عدد الرسائل : 4030
العمر : 29
العمل/الترفيه : المدير
السٌّمعَة : 4
نقاط : 982
تاريخ التسجيل : 02/04/2008
|موضوع: Intestinal obstruction الجمعة 17 أكتوبر 2008, 21:51|| |
Paralytic ileus; Intestinal volvulus; Bowel obstruction; Ileus; Pseudo-obstruction - intestinal; Colonic ileus
Intestinal obstruction involves a partial or complete blockage of the
bowel that results in the failure of the intestinal contents to pass
Obstruction of the bowel may be caused by ileus -- in which the bowel
doesn't function correctly but there is no "mechanical" (anatomic)
problem -- or by mechanical causes. Paralytic ileus, also called
pseudo-obstruction, is one of the major causes of obstruction in
infants and children.
Ileus - X-ray of distended bowel and stomach
Ileus - X-ray of bowel distension
The causes of paralytic ileus may include the following:
Medications, especially narcotics
Mesenteric ischemia (decreased blood supply to the support structures in the abdomen)

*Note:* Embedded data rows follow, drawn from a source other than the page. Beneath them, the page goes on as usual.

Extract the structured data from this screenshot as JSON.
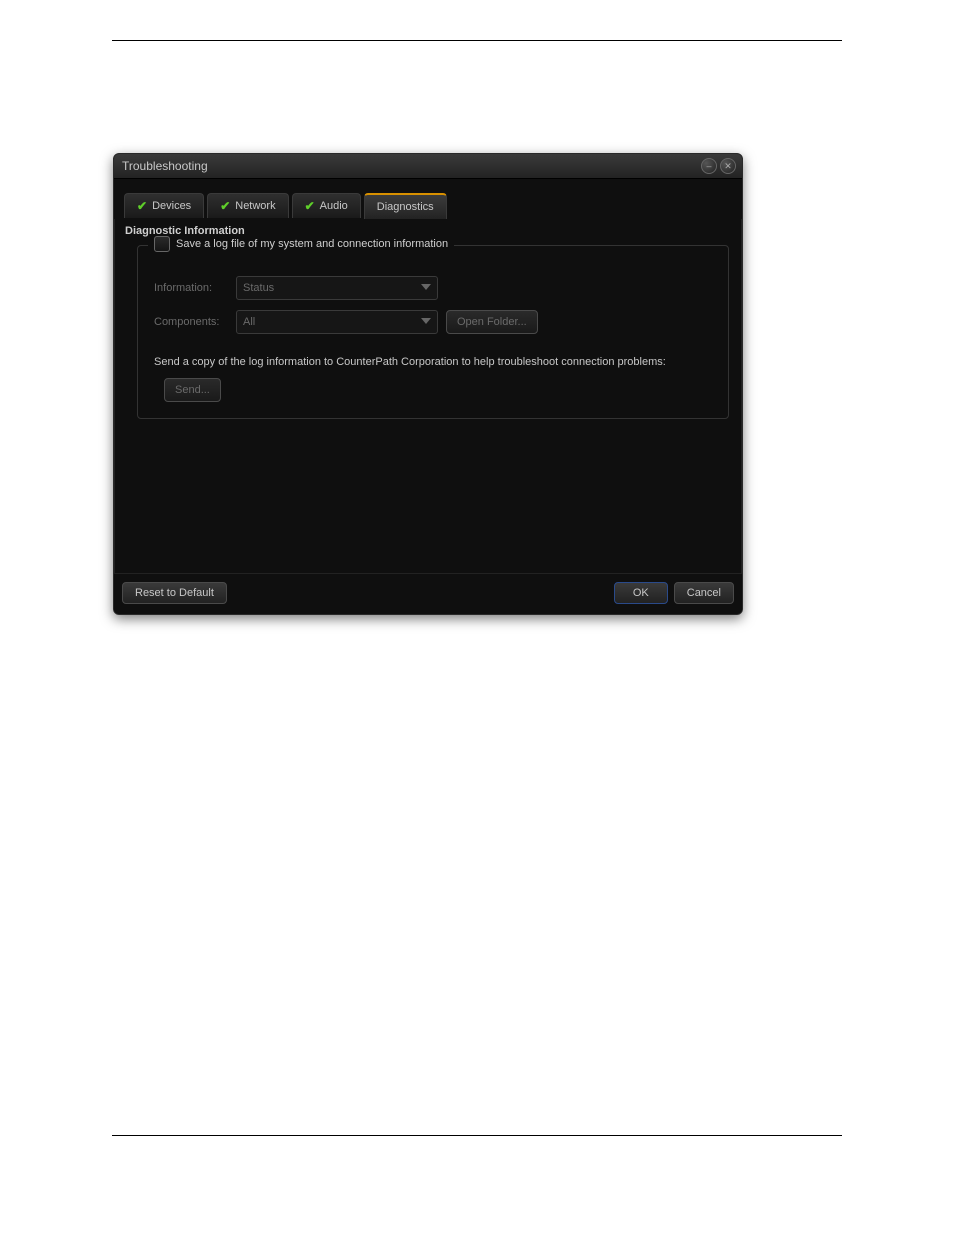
{
  "dialog": {
    "title": "Troubleshooting",
    "tabs": [
      {
        "label": "Devices",
        "has_check": true,
        "active": false
      },
      {
        "label": "Network",
        "has_check": true,
        "active": false
      },
      {
        "label": "Audio",
        "has_check": true,
        "active": false
      },
      {
        "label": "Diagnostics",
        "has_check": false,
        "active": true
      }
    ],
    "section_title": "Diagnostic Information",
    "checkbox_label": "Save a log file of my system and connection information",
    "rows": {
      "information": {
        "label": "Information:",
        "value": "Status"
      },
      "components": {
        "label": "Components:",
        "value": "All"
      }
    },
    "open_folder_label": "Open Folder...",
    "send_text": "Send a copy of the log information to CounterPath Corporation to help troubleshoot connection problems:",
    "send_button": "Send...",
    "footer": {
      "reset": "Reset to Default",
      "ok": "OK",
      "cancel": "Cancel"
    }
  }
}
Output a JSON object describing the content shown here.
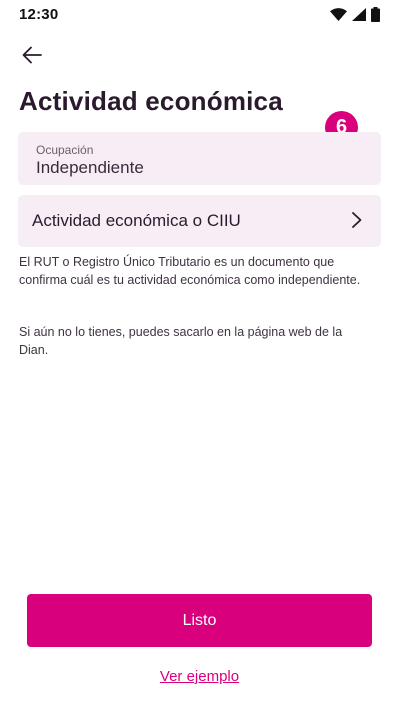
{
  "status_bar": {
    "time": "12:30",
    "icons": [
      "wifi-icon",
      "signal-icon",
      "battery-icon"
    ]
  },
  "header": {
    "back_icon": "arrow-left-icon",
    "title": "Actividad económica",
    "step_number": "6"
  },
  "form": {
    "occupation": {
      "label": "Ocupación",
      "value": "Independiente"
    },
    "activity": {
      "label": "Actividad económica o CIIU",
      "icon": "chevron-right-icon"
    }
  },
  "help": {
    "paragraph_1": "El RUT o Registro Único Tributario es un documento que confirma cuál es tu actividad económica como independiente.",
    "paragraph_2": "Si aún no lo tienes, puedes sacarlo en la página web de la Dian."
  },
  "actions": {
    "primary_label": "Listo",
    "secondary_label": "Ver ejemplo"
  },
  "colors": {
    "accent": "#d9007e",
    "field_background": "#f6eef4",
    "text": "#2b1a2e"
  }
}
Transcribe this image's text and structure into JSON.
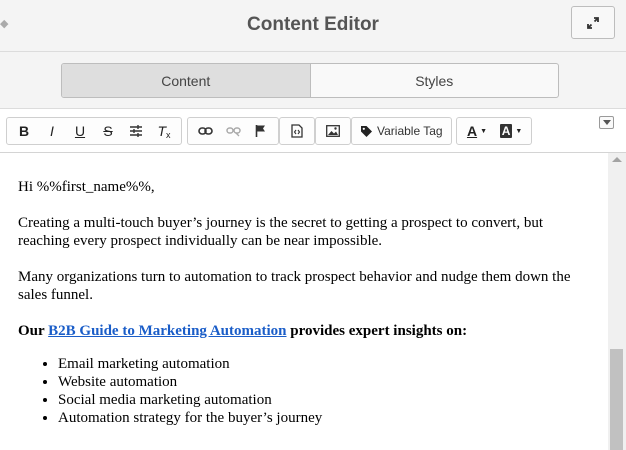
{
  "header": {
    "title": "Content Editor",
    "expand_icon": "expand-arrows-icon",
    "drag_icon": "drag-handle-icon"
  },
  "tabs": [
    {
      "label": "Content",
      "active": true
    },
    {
      "label": "Styles",
      "active": false
    }
  ],
  "toolbar": {
    "groups": [
      [
        "bold-icon",
        "italic-icon",
        "underline-icon",
        "strikethrough-icon",
        "align-icon",
        "clear-format-icon"
      ],
      [
        "link-icon",
        "unlink-icon",
        "anchor-flag-icon"
      ],
      [
        "source-code-icon"
      ],
      [
        "image-icon"
      ],
      [
        "tag-icon"
      ],
      [
        "text-color-icon",
        "background-color-icon"
      ]
    ],
    "variable_tag_label": "Variable Tag",
    "text_color_glyph": "A",
    "bg_color_glyph": "A",
    "bold_glyph": "B",
    "italic_glyph": "I",
    "underline_glyph": "U",
    "strike_glyph": "S",
    "clear_glyph": "T"
  },
  "content": {
    "greeting": "Hi %%first_name%%,",
    "para1": "Creating a multi-touch buyer’s journey is the secret to getting a prospect to convert, but reaching every prospect individually can be near impossible.",
    "para2": "Many organizations turn to automation to track prospect behavior and nudge them down the sales funnel.",
    "cta_prefix": "Our ",
    "cta_link": "B2B Guide to Marketing Automation",
    "cta_suffix": " provides expert insights on:",
    "bullets": [
      "Email marketing automation",
      "Website automation",
      "Social media marketing automation",
      "Automation strategy for the buyer’s journey"
    ]
  },
  "colors": {
    "link": "#1a5dc8",
    "header_bg": "#f4f4f4",
    "active_tab": "#dedede"
  }
}
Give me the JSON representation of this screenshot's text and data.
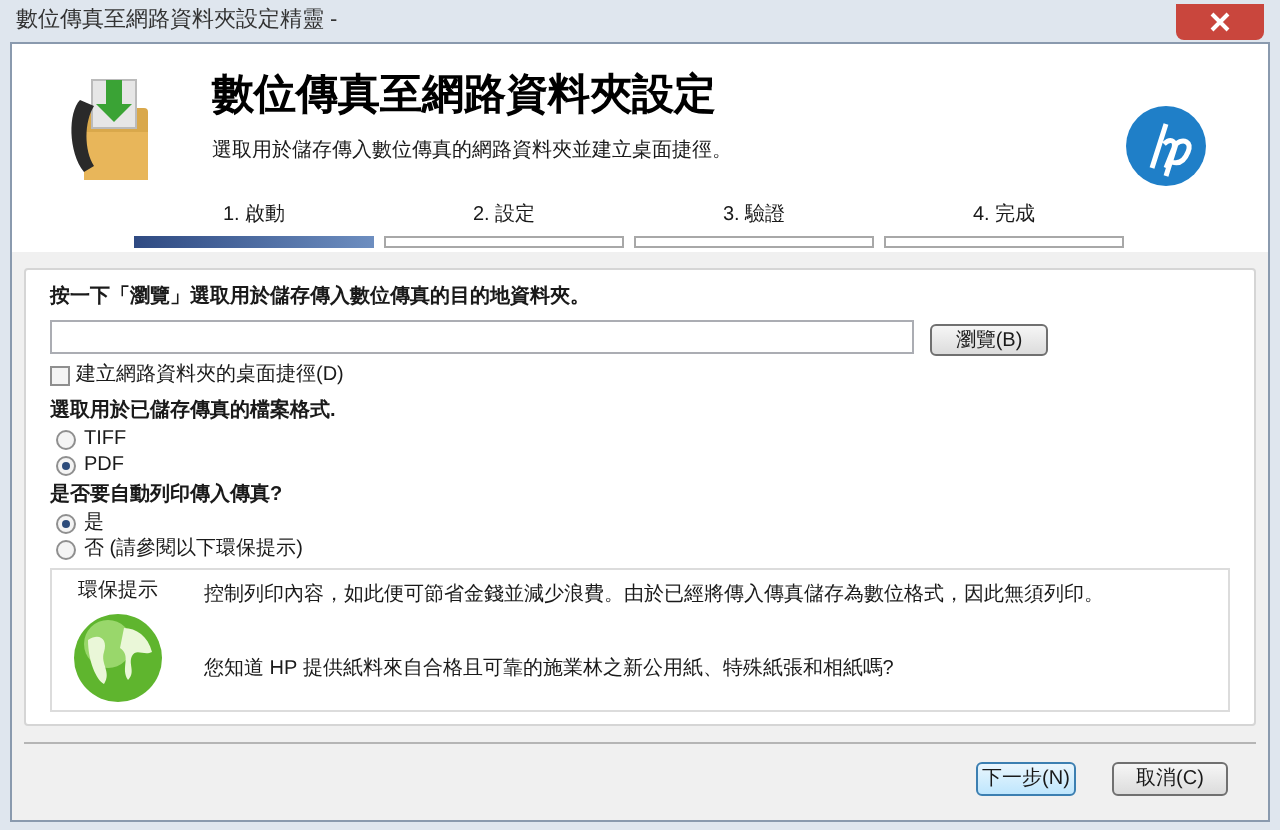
{
  "window": {
    "title": "數位傳真至網路資料夾設定精靈 -"
  },
  "header": {
    "title": "數位傳真至網路資料夾設定",
    "subtitle": "選取用於儲存傳入數位傳真的網路資料夾並建立桌面捷徑。"
  },
  "steps": [
    {
      "label": "1. 啟動",
      "active": true
    },
    {
      "label": "2. 設定",
      "active": false
    },
    {
      "label": "3. 驗證",
      "active": false
    },
    {
      "label": "4. 完成",
      "active": false
    }
  ],
  "folder": {
    "heading": "按一下「瀏覽」選取用於儲存傳入數位傳真的目的地資料夾。",
    "browse_button": "瀏覽(B)",
    "shortcut": {
      "label": "建立網路資料夾的桌面捷徑(D)",
      "checked": false
    }
  },
  "format": {
    "heading": "選取用於已儲存傳真的檔案格式.",
    "options": [
      {
        "label": "TIFF",
        "selected": false
      },
      {
        "label": "PDF",
        "selected": true
      }
    ]
  },
  "print": {
    "heading": "是否要自動列印傳入傳真?",
    "options": [
      {
        "label": "是",
        "selected": true
      },
      {
        "label": "否 (請參閱以下環保提示)",
        "selected": false
      }
    ]
  },
  "eco_tip": {
    "title": "環保提示",
    "lines": [
      "控制列印內容，如此便可節省金錢並減少浪費。由於已經將傳入傳真儲存為數位格式，因此無須列印。",
      "您知道 HP 提供紙料來自合格且可靠的施業林之新公用紙、特殊紙張和相紙嗎?"
    ]
  },
  "buttons": [
    "下一步(N)",
    "取消(C)"
  ]
}
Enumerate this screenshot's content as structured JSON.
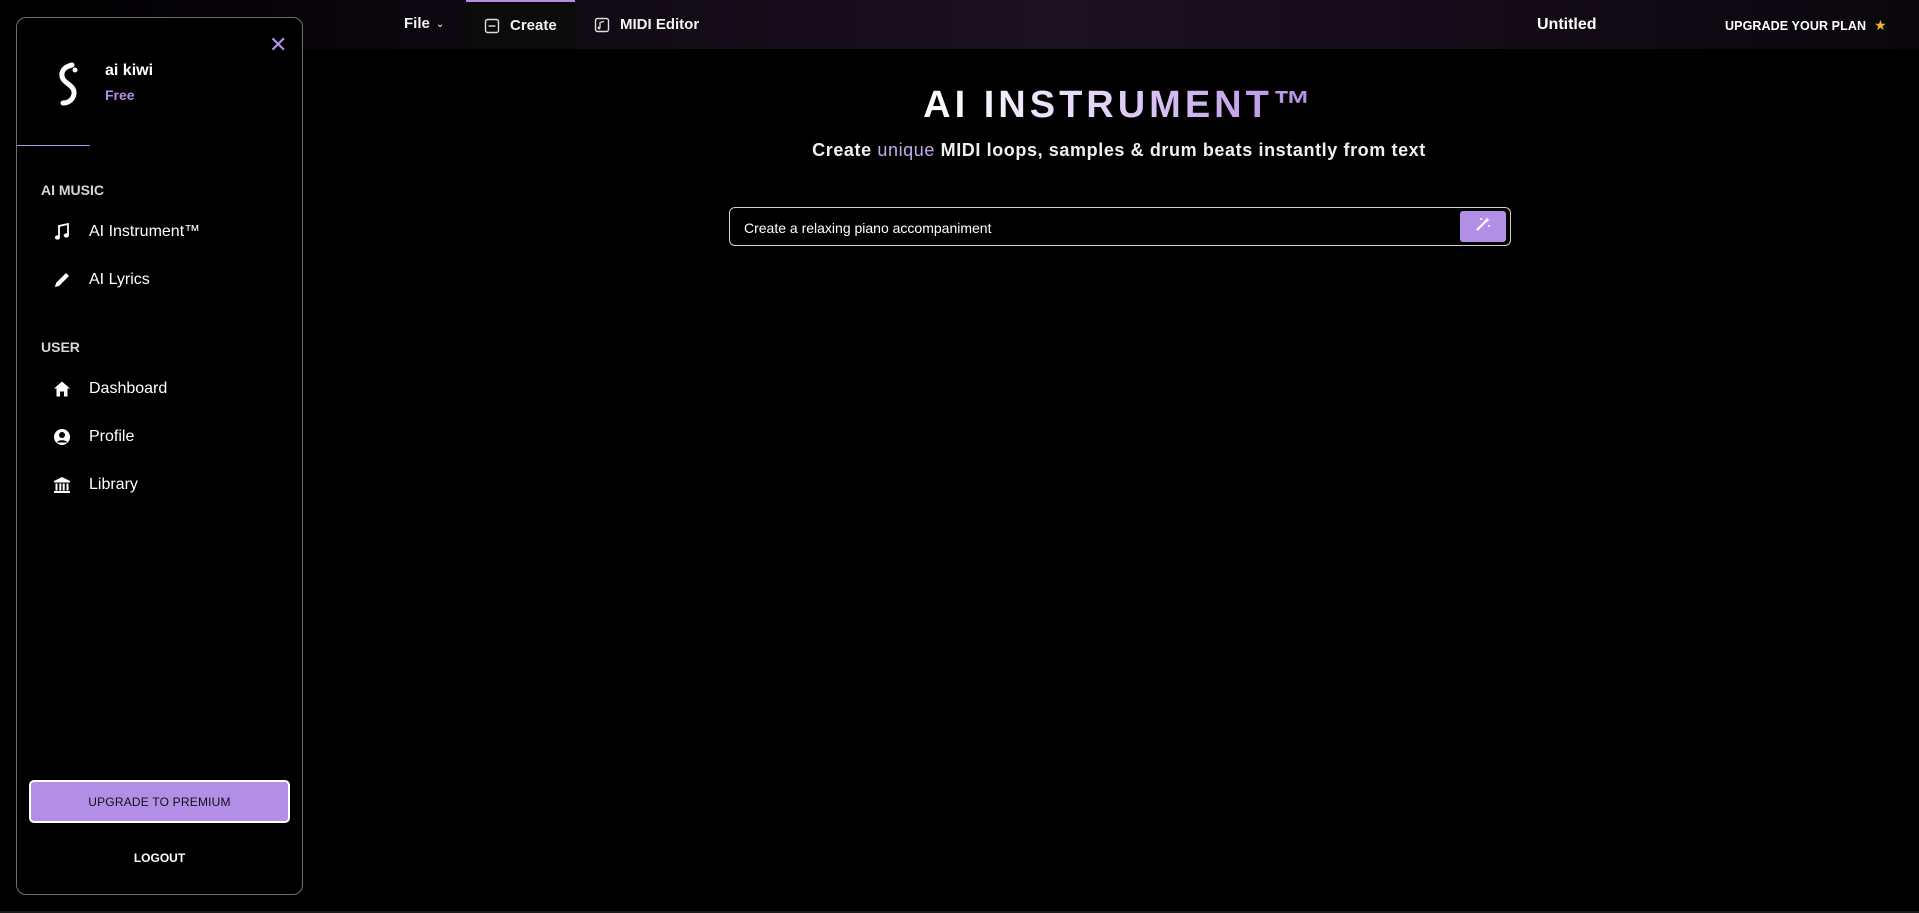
{
  "topbar": {
    "file_label": "File",
    "tabs": [
      {
        "label": "Create",
        "icon": "create-icon"
      },
      {
        "label": "MIDI Editor",
        "icon": "midi-editor-icon"
      }
    ],
    "doc_title": "Untitled",
    "upgrade_label": "UPGRADE YOUR PLAN",
    "upgrade_icon": "star-icon"
  },
  "sidebar": {
    "user": {
      "name": "ai kiwi",
      "plan": "Free"
    },
    "sections": [
      {
        "label": "AI MUSIC",
        "items": [
          {
            "label": "AI Instrument™",
            "icon": "music-note-icon"
          },
          {
            "label": "AI Lyrics",
            "icon": "pencil-icon"
          }
        ]
      },
      {
        "label": "USER",
        "items": [
          {
            "label": "Dashboard",
            "icon": "home-icon"
          },
          {
            "label": "Profile",
            "icon": "profile-icon"
          },
          {
            "label": "Library",
            "icon": "library-icon"
          }
        ]
      }
    ],
    "premium_button": "UPGRADE TO PREMIUM",
    "logout_button": "LOGOUT"
  },
  "main": {
    "title": "AI INSTRUMENT™",
    "subtitle_pre": "Create ",
    "subtitle_accent": "unique",
    "subtitle_post": " MIDI loops, samples & drum beats instantly from text",
    "prompt_value": "Create a relaxing piano accompaniment"
  },
  "colors": {
    "accent": "#b38ee6",
    "star": "#f1b62a",
    "background": "#000000"
  }
}
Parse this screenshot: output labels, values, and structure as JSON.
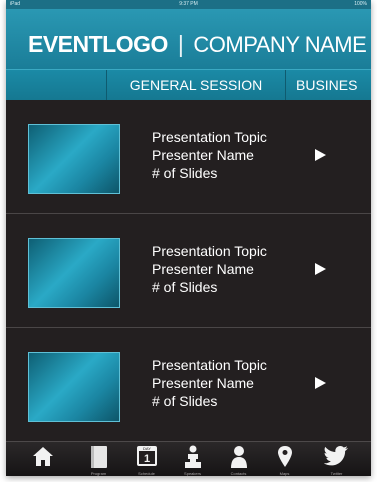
{
  "status_bar": {
    "carrier": "iPad",
    "time": "9:37 PM",
    "battery": "100%"
  },
  "header": {
    "logo_event": "EVENTLOGO",
    "logo_separator": "|",
    "logo_company": "COMPANY NAME"
  },
  "tabs": [
    {
      "label": "GENERAL SESSION"
    },
    {
      "label": "BUSINES"
    }
  ],
  "sessions": [
    {
      "topic": "Presentation Topic",
      "presenter": "Presenter Name",
      "slides": "# of Slides"
    },
    {
      "topic": "Presentation Topic",
      "presenter": "Presenter Name",
      "slides": "# of Slides"
    },
    {
      "topic": "Presentation Topic",
      "presenter": "Presenter Name",
      "slides": "# of Slides"
    }
  ],
  "bottom_nav": [
    {
      "label": "",
      "icon": "home-icon"
    },
    {
      "label": "Program",
      "icon": "book-icon"
    },
    {
      "label": "Schedule",
      "icon": "calendar-icon",
      "calendar_day": "1",
      "calendar_month": "DAY"
    },
    {
      "label": "Speakers",
      "icon": "speaker-icon"
    },
    {
      "label": "Contacts",
      "icon": "contact-icon"
    },
    {
      "label": "Maps",
      "icon": "map-pin-icon"
    },
    {
      "label": "Twitter",
      "icon": "twitter-bird-icon"
    }
  ],
  "colors": {
    "header": "#2a98b3",
    "tab_bar": "#1b8aa6",
    "background": "#231f20",
    "thumbnail": "#1b86a3"
  }
}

Injury to the abdominal blood supply
Complications of intra-abdominal surgery
Kidney or thoracic disease
Metabolic disturbances (such as decreased potassium levels)
Paralytic ileus may lead to complications causing jaundice and
electrolyte imbalances. In the newborn, paralytic ileus that is
associated with destruction of the bowel wall (necrotizing
enterocolitis) is life-threatening and may lead to infection in the
infant's blood and lungs.
In older children, gastroenteritis may be a cause of paralytic ileus,
which is sometimes associated with peritonitis and a ruptured appendix.
Paralytic ileus is marked by abdominal distention, absent bowel sounds
(no noise heard when listening to abdomen), and abdominal pain.
Mechanical obstruction occurs when movement of material through the
intestines is physically blocked. The mechanical causes of obstruction
are numerous and may include the following:
Postoperative adhesions or scar tissue
Impacted feces (stool)
Tumors blocking the intestines
Granulomatous processes (abnormal tissue growth)
Volvulus (twisted intestine)
Foreign bodies (ingested materials that obstruct the intestines)
If the obstruction blocks the blood supply to the intestine, the tissue
may die, causing infection and gangrene. Risk factors for tissue death
include intestinal malignancy, Crohn's disease, hernia, and previous
Intussusception - X-ray
Abdominal fullness, gaseous
Abdominal pain and cramping
Failure to pass gas or stool (constipation)
Exams and Tests
While listening to the abdomen with a stethoscope your health care
provider may hear high-pitched bowel sounds at the onset of mechanical
obstruction. If the obstruction has persisted for too long or the bowel
has been significantly damaged, bowel sounds decrease, eventually
Small bowel obstruction - X-ray
Early paralytic ileus is marked by decreased or absent bowel sound.
Tests that show obstruction include:
Abdominal CT scan
Upper GI and small bowel series
The objective of treatment is to decompress the intestine with suction,
using a nasogastric (NG) tube inserted into the stomach or intestine.
This will relieve abdominal distention and vomiting.
Surgery to relieve the obstruction may be necessary if decompression by
NG tube does not relieve the symptoms, or if tissue death is suspected.
The outcome varies with the cause of the obstruction.
Gangrene of the bowel
Perforation (hole) in the intestine
When to Contact a Medical Professional Return to top
Call your health care provider if persistent abdominal distention
develops and you are unable to pass stool or gas, or if other symptoms
of intestinal obstruction develop.
Prevention depends on the cause. Treatment of conditions (such as
tumors and hernias) that are related to obstruction may reduce the risk.
Some causes of obstruction are not preventable